═══ PROVIDED INFORMATION
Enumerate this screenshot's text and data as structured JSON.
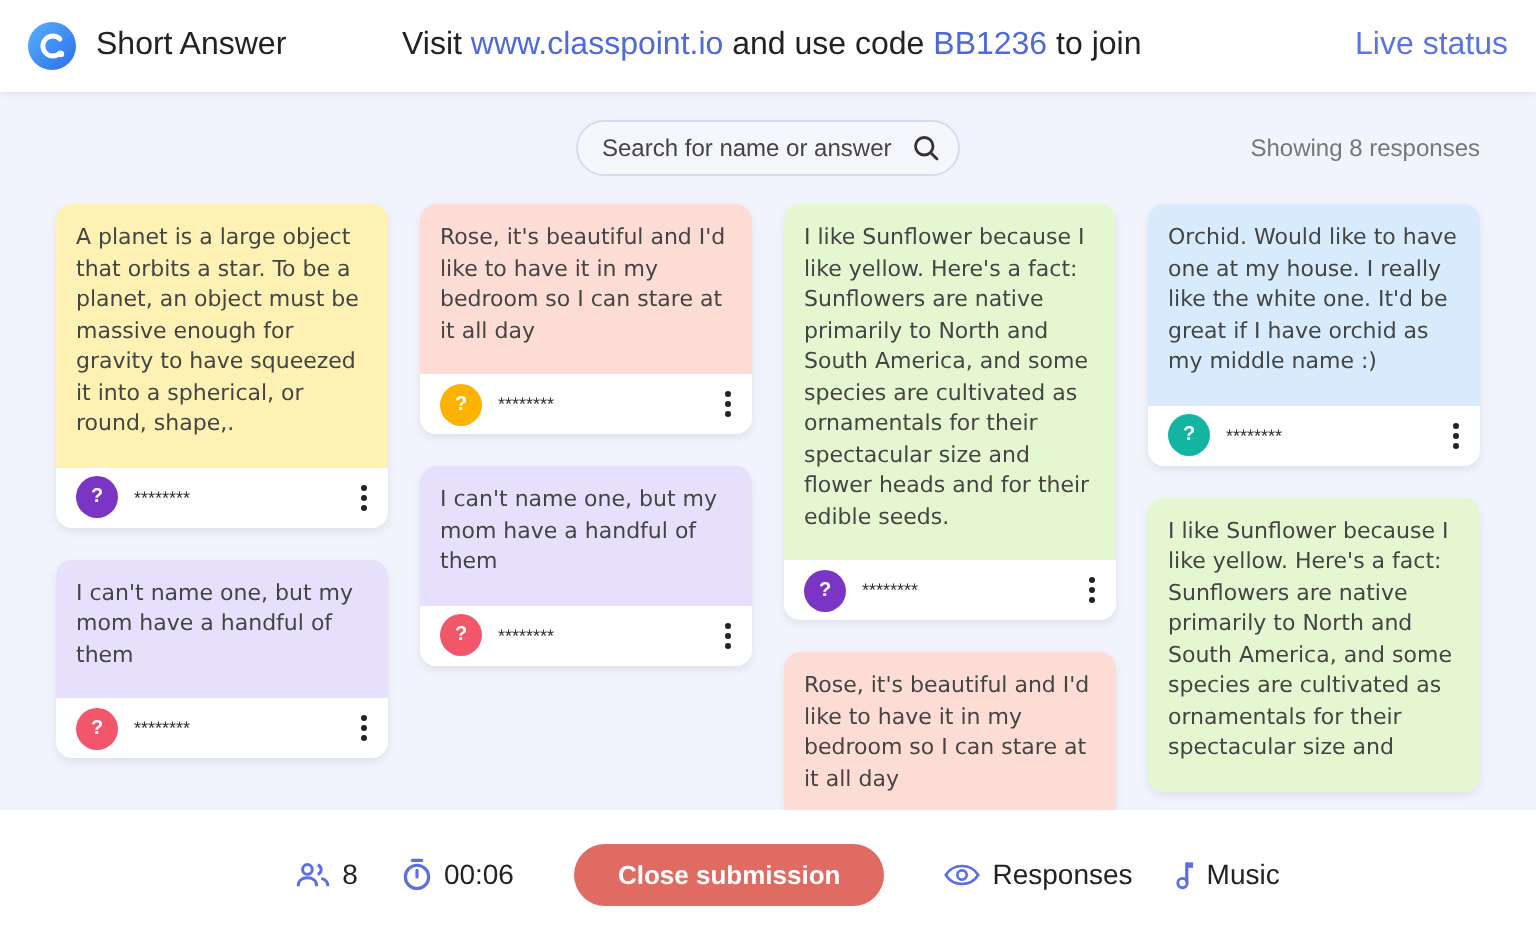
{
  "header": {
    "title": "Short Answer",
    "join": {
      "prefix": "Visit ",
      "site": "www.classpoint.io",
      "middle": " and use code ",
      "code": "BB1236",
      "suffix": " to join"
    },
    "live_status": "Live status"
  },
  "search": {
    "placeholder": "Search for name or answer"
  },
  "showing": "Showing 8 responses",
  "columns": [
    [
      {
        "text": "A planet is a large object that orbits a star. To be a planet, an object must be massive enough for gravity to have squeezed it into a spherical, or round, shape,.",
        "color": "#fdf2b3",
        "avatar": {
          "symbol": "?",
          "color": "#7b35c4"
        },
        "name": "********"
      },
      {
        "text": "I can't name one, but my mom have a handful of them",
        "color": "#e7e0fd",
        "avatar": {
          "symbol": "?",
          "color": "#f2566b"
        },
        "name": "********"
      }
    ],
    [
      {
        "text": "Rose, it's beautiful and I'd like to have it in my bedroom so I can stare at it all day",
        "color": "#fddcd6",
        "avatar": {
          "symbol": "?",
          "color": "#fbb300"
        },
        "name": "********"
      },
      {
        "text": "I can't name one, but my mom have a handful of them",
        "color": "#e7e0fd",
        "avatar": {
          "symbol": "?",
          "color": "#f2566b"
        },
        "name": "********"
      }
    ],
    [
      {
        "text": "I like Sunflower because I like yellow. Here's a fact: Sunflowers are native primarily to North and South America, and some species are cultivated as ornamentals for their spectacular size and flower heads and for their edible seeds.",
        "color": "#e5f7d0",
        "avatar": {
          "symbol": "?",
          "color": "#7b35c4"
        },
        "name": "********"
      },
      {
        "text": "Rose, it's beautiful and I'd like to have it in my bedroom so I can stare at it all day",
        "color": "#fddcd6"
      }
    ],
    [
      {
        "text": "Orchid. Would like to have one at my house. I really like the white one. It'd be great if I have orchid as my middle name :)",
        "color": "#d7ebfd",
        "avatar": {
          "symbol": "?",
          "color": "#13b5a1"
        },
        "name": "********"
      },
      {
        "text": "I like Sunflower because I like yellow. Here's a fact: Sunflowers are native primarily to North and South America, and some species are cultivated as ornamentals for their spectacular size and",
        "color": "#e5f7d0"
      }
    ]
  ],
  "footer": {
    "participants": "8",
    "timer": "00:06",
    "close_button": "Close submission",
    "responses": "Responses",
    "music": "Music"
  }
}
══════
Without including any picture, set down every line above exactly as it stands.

◆ SOLUTION ◆
Enumerate this screenshot's text and data as structured JSON.
{
  "header": {
    "title": "Short Answer",
    "join": {
      "prefix": "Visit ",
      "site": "www.classpoint.io",
      "middle": " and use code ",
      "code": "BB1236",
      "suffix": " to join"
    },
    "live_status": "Live status"
  },
  "search": {
    "placeholder": "Search for name or answer"
  },
  "showing": "Showing 8 responses",
  "columns": [
    [
      {
        "text": "A planet is a large object that orbits a star. To be a planet, an object must be massive enough for gravity to have squeezed it into a spherical, or round, shape,.",
        "color": "#fdf2b3",
        "avatar": {
          "symbol": "?",
          "color": "#7b35c4"
        },
        "name": "********"
      },
      {
        "text": "I can't name one, but my mom have a handful of them",
        "color": "#e7e0fd",
        "avatar": {
          "symbol": "?",
          "color": "#f2566b"
        },
        "name": "********"
      }
    ],
    [
      {
        "text": "Rose, it's beautiful and I'd like to have it in my bedroom so I can stare at it all day",
        "color": "#fddcd6",
        "avatar": {
          "symbol": "?",
          "color": "#fbb300"
        },
        "name": "********"
      },
      {
        "text": "I can't name one, but my mom have a handful of them",
        "color": "#e7e0fd",
        "avatar": {
          "symbol": "?",
          "color": "#f2566b"
        },
        "name": "********"
      }
    ],
    [
      {
        "text": "I like Sunflower because I like yellow. Here's a fact: Sunflowers are native primarily to North and South America, and some species are cultivated as ornamentals for their spectacular size and flower heads and for their edible seeds.",
        "color": "#e5f7d0",
        "avatar": {
          "symbol": "?",
          "color": "#7b35c4"
        },
        "name": "********"
      },
      {
        "text": "Rose, it's beautiful and I'd like to have it in my bedroom so I can stare at it all day",
        "color": "#fddcd6"
      }
    ],
    [
      {
        "text": "Orchid. Would like to have one at my house. I really like the white one. It'd be great if I have orchid as my middle name :)",
        "color": "#d7ebfd",
        "avatar": {
          "symbol": "?",
          "color": "#13b5a1"
        },
        "name": "********"
      },
      {
        "text": "I like Sunflower because I like yellow. Here's a fact: Sunflowers are native primarily to North and South America, and some species are cultivated as ornamentals for their spectacular size and",
        "color": "#e5f7d0"
      }
    ]
  ],
  "footer": {
    "participants": "8",
    "timer": "00:06",
    "close_button": "Close submission",
    "responses": "Responses",
    "music": "Music"
  }
}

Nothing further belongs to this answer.